In Germany, the gender field can now be left blank on birth certificates under the newly passed German legislation, which successfully creates a grouping for unspecified sex in the public index.
Campaigners who have been endorsing the rights of “intersex” individuals said they anticipated the gender field formation of a third gender choice would allow the door to be opened to wider changes that would limit doing surgery on the genitals of newborns who have both female and male features.
This is a very important first step in the right direction, stated Lucie Veith, who identified as an intersex person from the German city of Hamburg. But she added that leaving the gender unclear on the birth certificates of newborns was never the focal lobbying point for the Association of Intersexed People in the country or for any others that are members of the intersex community.
She stated that they wanted to forbid genital cosmetic surgeries on newborns, that was their first demand.

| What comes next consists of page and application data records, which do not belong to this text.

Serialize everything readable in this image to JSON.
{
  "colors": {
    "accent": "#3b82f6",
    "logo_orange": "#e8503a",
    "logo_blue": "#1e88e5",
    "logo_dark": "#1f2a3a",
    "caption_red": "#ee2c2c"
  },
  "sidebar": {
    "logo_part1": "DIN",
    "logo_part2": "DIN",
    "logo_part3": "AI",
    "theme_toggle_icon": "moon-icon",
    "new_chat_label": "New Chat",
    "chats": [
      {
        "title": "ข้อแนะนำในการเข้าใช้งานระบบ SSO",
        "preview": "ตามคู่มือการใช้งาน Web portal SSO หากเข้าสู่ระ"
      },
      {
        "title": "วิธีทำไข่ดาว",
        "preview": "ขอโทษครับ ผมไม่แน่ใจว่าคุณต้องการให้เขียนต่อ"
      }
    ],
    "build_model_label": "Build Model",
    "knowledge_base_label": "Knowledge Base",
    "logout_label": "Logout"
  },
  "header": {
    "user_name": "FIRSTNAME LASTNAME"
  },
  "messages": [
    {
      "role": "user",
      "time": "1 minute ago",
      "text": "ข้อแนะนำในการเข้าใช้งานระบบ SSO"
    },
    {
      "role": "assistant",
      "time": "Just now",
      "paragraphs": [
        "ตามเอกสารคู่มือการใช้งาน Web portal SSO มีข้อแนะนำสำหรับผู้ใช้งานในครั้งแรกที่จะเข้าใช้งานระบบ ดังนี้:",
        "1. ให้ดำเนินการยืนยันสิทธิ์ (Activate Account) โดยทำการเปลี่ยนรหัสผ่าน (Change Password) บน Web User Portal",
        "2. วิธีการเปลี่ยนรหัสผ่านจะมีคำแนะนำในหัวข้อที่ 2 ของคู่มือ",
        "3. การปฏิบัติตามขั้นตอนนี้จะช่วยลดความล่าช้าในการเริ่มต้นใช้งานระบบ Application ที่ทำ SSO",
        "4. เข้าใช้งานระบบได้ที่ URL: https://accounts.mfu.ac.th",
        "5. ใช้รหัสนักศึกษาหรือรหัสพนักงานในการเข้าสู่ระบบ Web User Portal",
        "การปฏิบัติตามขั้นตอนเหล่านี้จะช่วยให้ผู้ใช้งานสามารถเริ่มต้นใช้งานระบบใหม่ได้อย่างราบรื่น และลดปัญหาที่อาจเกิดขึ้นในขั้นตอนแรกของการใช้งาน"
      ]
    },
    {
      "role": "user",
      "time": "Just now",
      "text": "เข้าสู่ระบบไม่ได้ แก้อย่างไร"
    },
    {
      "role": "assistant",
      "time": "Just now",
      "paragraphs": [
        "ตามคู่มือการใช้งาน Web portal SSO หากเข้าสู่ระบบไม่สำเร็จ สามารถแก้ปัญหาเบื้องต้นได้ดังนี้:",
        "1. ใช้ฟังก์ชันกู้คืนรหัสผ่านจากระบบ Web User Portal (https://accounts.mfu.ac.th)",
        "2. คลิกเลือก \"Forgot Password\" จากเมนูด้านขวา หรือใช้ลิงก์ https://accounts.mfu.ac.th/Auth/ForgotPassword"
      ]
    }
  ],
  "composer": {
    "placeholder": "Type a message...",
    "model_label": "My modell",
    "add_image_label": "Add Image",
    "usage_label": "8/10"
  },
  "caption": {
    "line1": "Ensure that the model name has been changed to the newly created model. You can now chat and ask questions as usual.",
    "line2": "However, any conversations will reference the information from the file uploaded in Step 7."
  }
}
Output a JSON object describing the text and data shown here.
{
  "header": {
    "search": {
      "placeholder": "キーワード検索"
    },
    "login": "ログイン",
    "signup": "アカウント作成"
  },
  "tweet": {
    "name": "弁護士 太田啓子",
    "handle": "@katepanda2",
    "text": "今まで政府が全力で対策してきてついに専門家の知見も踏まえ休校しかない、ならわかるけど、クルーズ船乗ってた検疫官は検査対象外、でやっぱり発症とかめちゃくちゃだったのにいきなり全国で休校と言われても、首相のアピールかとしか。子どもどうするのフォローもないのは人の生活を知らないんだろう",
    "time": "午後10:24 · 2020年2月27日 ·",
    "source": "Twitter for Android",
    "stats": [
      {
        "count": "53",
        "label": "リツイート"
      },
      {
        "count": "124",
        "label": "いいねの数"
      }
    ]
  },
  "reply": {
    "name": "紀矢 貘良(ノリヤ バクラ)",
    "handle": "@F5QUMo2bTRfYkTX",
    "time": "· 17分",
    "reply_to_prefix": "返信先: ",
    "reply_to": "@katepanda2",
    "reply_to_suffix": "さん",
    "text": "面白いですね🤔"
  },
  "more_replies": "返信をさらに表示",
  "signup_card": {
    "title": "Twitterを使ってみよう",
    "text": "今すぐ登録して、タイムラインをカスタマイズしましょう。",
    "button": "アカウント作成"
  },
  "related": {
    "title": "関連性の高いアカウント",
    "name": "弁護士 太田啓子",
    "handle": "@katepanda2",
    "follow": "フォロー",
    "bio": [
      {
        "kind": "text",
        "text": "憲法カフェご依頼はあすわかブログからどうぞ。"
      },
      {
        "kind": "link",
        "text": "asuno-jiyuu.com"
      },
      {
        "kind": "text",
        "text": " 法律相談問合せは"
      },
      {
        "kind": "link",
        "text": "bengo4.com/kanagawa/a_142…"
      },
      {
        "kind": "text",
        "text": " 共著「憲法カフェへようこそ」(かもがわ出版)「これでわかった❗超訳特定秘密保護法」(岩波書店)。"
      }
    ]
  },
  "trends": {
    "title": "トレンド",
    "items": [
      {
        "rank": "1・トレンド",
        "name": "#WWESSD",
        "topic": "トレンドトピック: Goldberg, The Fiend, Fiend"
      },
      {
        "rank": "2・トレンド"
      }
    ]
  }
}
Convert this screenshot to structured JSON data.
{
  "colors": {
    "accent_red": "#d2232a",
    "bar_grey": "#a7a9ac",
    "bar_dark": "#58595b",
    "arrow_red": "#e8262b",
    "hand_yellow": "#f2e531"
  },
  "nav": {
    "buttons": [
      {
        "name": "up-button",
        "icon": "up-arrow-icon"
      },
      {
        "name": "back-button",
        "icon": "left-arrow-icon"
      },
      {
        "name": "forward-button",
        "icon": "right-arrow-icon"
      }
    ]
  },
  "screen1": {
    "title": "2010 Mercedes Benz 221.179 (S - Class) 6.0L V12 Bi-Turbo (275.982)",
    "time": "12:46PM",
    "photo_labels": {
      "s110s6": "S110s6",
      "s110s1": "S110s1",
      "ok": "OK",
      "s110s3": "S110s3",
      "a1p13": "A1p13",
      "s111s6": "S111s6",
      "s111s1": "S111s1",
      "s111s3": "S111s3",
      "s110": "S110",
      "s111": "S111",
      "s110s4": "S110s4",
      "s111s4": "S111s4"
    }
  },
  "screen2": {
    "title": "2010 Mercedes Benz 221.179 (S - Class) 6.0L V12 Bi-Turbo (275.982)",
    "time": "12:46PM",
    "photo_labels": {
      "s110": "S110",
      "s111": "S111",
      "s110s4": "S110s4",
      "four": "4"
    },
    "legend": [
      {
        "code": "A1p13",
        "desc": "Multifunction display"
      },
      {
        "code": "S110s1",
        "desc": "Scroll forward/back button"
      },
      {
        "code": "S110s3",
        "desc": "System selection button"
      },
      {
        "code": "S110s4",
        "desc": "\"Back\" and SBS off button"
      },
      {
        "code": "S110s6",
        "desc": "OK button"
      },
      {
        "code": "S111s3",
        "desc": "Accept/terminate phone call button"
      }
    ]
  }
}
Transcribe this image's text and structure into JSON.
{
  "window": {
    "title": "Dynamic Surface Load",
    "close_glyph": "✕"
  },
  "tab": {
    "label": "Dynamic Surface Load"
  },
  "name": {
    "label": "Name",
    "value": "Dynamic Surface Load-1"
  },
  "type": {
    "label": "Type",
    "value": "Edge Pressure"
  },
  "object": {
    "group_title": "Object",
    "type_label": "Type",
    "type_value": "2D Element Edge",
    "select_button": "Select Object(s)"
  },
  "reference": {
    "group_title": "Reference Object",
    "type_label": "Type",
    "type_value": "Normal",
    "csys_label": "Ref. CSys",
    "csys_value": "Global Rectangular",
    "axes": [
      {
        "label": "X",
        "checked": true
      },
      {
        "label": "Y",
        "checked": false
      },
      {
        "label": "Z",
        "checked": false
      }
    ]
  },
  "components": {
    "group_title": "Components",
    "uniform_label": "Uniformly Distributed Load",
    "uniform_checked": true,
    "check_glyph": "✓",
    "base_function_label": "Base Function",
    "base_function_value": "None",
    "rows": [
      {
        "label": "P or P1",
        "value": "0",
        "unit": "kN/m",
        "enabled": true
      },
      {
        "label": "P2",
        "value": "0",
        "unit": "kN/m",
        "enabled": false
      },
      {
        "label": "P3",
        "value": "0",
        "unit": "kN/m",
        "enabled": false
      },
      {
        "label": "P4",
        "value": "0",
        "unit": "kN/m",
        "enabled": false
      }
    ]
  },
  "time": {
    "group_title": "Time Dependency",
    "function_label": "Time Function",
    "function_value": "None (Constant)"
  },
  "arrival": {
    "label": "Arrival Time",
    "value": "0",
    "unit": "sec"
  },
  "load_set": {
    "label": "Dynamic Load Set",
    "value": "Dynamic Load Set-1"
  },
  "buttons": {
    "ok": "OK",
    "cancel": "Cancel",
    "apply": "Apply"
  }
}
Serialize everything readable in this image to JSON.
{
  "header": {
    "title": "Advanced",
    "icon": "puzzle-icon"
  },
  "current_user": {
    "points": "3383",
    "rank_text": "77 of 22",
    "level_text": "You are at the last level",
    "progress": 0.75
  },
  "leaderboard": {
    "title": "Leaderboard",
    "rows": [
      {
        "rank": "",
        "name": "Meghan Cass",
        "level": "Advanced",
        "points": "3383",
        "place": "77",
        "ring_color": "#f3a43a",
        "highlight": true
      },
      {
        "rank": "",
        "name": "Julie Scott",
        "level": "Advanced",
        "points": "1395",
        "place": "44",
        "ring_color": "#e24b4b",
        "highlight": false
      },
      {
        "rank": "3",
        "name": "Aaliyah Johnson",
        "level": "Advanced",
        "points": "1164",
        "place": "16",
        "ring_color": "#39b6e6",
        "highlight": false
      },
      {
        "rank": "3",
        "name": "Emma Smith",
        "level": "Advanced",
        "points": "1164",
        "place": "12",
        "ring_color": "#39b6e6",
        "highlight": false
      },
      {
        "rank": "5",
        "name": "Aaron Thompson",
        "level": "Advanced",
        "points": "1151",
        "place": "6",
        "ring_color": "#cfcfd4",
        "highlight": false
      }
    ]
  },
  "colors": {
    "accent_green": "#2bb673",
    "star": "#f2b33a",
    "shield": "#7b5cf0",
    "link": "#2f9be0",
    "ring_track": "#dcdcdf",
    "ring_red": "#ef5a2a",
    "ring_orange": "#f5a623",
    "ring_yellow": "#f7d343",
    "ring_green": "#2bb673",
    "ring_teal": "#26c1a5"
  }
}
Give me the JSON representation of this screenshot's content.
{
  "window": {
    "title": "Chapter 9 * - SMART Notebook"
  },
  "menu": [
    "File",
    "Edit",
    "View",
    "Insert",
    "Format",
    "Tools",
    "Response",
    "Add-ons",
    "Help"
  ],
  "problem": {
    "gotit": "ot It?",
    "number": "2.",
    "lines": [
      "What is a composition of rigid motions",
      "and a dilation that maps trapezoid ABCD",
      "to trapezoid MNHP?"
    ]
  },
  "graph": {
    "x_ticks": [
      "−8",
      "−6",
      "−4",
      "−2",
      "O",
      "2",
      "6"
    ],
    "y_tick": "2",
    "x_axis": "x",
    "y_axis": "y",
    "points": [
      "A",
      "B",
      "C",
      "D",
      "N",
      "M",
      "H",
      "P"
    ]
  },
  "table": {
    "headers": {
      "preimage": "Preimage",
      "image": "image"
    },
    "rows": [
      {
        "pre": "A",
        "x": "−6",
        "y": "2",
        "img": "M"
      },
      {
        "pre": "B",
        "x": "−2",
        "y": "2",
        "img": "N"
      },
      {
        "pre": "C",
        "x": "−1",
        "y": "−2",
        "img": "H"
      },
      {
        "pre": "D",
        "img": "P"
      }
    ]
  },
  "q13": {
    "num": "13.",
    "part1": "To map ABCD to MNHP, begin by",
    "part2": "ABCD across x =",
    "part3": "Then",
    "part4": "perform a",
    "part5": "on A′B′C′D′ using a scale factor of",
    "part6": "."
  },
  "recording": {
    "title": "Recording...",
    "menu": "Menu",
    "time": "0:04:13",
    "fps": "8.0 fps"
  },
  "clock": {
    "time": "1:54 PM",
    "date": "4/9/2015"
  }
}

The gender field section being left blank was an added plus.
The Association of Intersexed People wanted a ban on medically pointless surgeries until the child turned the age of 16, so the intersex person could be able to decide for himself or herself whether they wanted to live as a man, or woman or as neither one.
The novel German law is projected to eliminate stress on parents so they will not make any decisions too soon about controversial sex assignment surgeries for their newborns. However, activists have said it does not go far enough yet.
Such surgeries will probably continue in Germany, stated Silvan Agius, who is the policy administrator at ILGA Europe, which is a gay, lesbian, bisexual, transgender and intersex rights group.
Agius said that even before having the choice of not putting down a baby’s gender on record, individuals already had the opportunity to say that they did not want any surgery until their child could decide what gender he or she was.
Agius and other campaigners are in fear that the new law will do nothing to change the social order that functions essentially on a gender twofold with accommodations such as separate female and male toilets. That is not going to change anytime in the near future, no matter what laws are put into place.
Specialists guesstimate that about one in every 1,500 to 2,000 births end in a baby of uncertain gender or the child has both male and female characteristics.
Genital surgeries such as removal of undescended testicles, vaginoplasty, clitoral reductions or vaginal surgical creation are executed to physically give the newborn a male or female gender.
According to a European Commission report that was taken in 2012 on the subject, these operations are performed on intersex babies in numerous European countries deprived of suitable informed consent by the newborns parents.
The research also discovered that many of these intersex-born people were livid that these surgeries were done when they were too young to give their own consent after they reach adulthood and realize what had happened to them.
In 2009, a provincial court in western Germany awarded more than$135,130 in damages to an intersex person who was raised as a male and who had a uterus and womb removed as a teenager.
The court stated that the doctor who performed this surgery had violated the person’s health and well-being, according to an EU Commission study.
However, not every person who had underwent such operations as children find themselves unhappy as adults. A European council addressed the genital surgery issue for the very first time last month.
It decided to adopt a resolution that called on member states to research the frequency of non-medically warranted operations which could harm children and take steps to make sure that nobody is subjected to needless surgical treatment which is cosmetic in natural instead of being vital for health during a person’s infancy or their childhood.
With Germany passing the law that the gender field can be left blank on birth certificates, the pointless operations just might be slowly on their way out.
By: Kimberly Ruble